PROBLEM DESCRIPTION:
Nothing in the records may change. Print them all again.

Records excerpted from a collection:
• • •
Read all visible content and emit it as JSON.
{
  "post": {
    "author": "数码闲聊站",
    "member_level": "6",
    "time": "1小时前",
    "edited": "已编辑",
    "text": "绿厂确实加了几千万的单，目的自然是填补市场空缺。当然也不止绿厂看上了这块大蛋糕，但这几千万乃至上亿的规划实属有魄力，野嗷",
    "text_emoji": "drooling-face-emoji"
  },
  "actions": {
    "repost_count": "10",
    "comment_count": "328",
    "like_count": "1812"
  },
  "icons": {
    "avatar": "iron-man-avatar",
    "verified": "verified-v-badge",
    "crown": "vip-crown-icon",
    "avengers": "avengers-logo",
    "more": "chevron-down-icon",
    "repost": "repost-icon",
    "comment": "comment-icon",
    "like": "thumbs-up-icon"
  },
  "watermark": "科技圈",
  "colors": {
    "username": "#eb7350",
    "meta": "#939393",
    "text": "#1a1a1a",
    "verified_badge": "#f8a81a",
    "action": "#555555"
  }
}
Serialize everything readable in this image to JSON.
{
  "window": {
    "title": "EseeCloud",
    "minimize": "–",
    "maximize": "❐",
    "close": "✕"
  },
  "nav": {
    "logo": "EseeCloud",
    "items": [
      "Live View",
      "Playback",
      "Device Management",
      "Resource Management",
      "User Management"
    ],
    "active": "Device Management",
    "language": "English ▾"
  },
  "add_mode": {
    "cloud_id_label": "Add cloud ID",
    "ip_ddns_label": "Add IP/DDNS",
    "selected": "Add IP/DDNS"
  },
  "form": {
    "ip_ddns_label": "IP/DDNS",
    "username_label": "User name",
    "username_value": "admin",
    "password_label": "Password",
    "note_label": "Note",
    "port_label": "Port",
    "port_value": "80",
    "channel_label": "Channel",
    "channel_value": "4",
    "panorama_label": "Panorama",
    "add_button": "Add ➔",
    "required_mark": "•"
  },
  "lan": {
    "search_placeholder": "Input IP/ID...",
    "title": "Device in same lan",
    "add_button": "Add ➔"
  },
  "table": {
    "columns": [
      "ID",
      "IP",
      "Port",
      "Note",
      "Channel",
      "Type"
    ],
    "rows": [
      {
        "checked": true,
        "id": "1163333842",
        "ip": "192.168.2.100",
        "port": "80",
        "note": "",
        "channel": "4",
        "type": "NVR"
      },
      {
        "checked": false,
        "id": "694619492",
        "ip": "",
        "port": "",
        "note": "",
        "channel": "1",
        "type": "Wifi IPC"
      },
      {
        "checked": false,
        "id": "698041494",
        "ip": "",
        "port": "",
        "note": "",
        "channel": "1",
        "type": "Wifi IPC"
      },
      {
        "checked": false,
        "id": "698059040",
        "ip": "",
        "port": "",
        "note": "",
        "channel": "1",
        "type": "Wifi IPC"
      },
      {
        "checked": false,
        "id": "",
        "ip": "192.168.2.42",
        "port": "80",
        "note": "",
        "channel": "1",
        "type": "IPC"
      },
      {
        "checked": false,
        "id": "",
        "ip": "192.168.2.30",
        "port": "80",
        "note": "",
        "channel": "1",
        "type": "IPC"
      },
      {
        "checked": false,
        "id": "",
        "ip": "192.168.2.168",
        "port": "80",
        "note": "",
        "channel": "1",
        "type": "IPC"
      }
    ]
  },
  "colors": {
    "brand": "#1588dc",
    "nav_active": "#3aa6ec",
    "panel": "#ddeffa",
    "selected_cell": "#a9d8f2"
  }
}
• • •
EXERCISE ANSWER:
Read all visible content and emit it as JSON.
{
  "post": {
    "author": "数码闲聊站",
    "member_level": "6",
    "time": "1小时前",
    "edited": "已编辑",
    "text": "绿厂确实加了几千万的单，目的自然是填补市场空缺。当然也不止绿厂看上了这块大蛋糕，但这几千万乃至上亿的规划实属有魄力，野嗷",
    "text_emoji": "drooling-face-emoji"
  },
  "actions": {
    "repost_count": "10",
    "comment_count": "328",
    "like_count": "1812"
  },
  "icons": {
    "avatar": "iron-man-avatar",
    "verified": "verified-v-badge",
    "crown": "vip-crown-icon",
    "avengers": "avengers-logo",
    "more": "chevron-down-icon",
    "repost": "repost-icon",
    "comment": "comment-icon",
    "like": "thumbs-up-icon"
  },
  "watermark": "科技圈",
  "colors": {
    "username": "#eb7350",
    "meta": "#939393",
    "text": "#1a1a1a",
    "verified_badge": "#f8a81a",
    "action": "#555555"
  }
}
Serialize everything readable in this image to JSON.
{
  "window": {
    "title": "EseeCloud",
    "minimize": "–",
    "maximize": "❐",
    "close": "✕"
  },
  "nav": {
    "logo": "EseeCloud",
    "items": [
      "Live View",
      "Playback",
      "Device Management",
      "Resource Management",
      "User Management"
    ],
    "active": "Device Management",
    "language": "English ▾"
  },
  "add_mode": {
    "cloud_id_label": "Add cloud ID",
    "ip_ddns_label": "Add IP/DDNS",
    "selected": "Add IP/DDNS"
  },
  "form": {
    "ip_ddns_label": "IP/DDNS",
    "username_label": "User name",
    "username_value": "admin",
    "password_label": "Password",
    "note_label": "Note",
    "port_label": "Port",
    "port_value": "80",
    "channel_label": "Channel",
    "channel_value": "4",
    "panorama_label": "Panorama",
    "add_button": "Add ➔",
    "required_mark": "•"
  },
  "lan": {
    "search_placeholder": "Input IP/ID...",
    "title": "Device in same lan",
    "add_button": "Add ➔"
  },
  "table": {
    "columns": [
      "ID",
      "IP",
      "Port",
      "Note",
      "Channel",
      "Type"
    ],
    "rows": [
      {
        "checked": true,
        "id": "1163333842",
        "ip": "192.168.2.100",
        "port": "80",
        "note": "",
        "channel": "4",
        "type": "NVR"
      },
      {
        "checked": false,
        "id": "694619492",
        "ip": "",
        "port": "",
        "note": "",
        "channel": "1",
        "type": "Wifi IPC"
      },
      {
        "checked": false,
        "id": "698041494",
        "ip": "",
        "port": "",
        "note": "",
        "channel": "1",
        "type": "Wifi IPC"
      },
      {
        "checked": false,
        "id": "698059040",
        "ip": "",
        "port": "",
        "note": "",
        "channel": "1",
        "type": "Wifi IPC"
      },
      {
        "checked": false,
        "id": "",
        "ip": "192.168.2.42",
        "port": "80",
        "note": "",
        "channel": "1",
        "type": "IPC"
      },
      {
        "checked": false,
        "id": "",
        "ip": "192.168.2.30",
        "port": "80",
        "note": "",
        "channel": "1",
        "type": "IPC"
      },
      {
        "checked": false,
        "id": "",
        "ip": "192.168.2.168",
        "port": "80",
        "note": "",
        "channel": "1",
        "type": "IPC"
      }
    ]
  },
  "colors": {
    "brand": "#1588dc",
    "nav_active": "#3aa6ec",
    "panel": "#ddeffa",
    "selected_cell": "#a9d8f2"
  }
}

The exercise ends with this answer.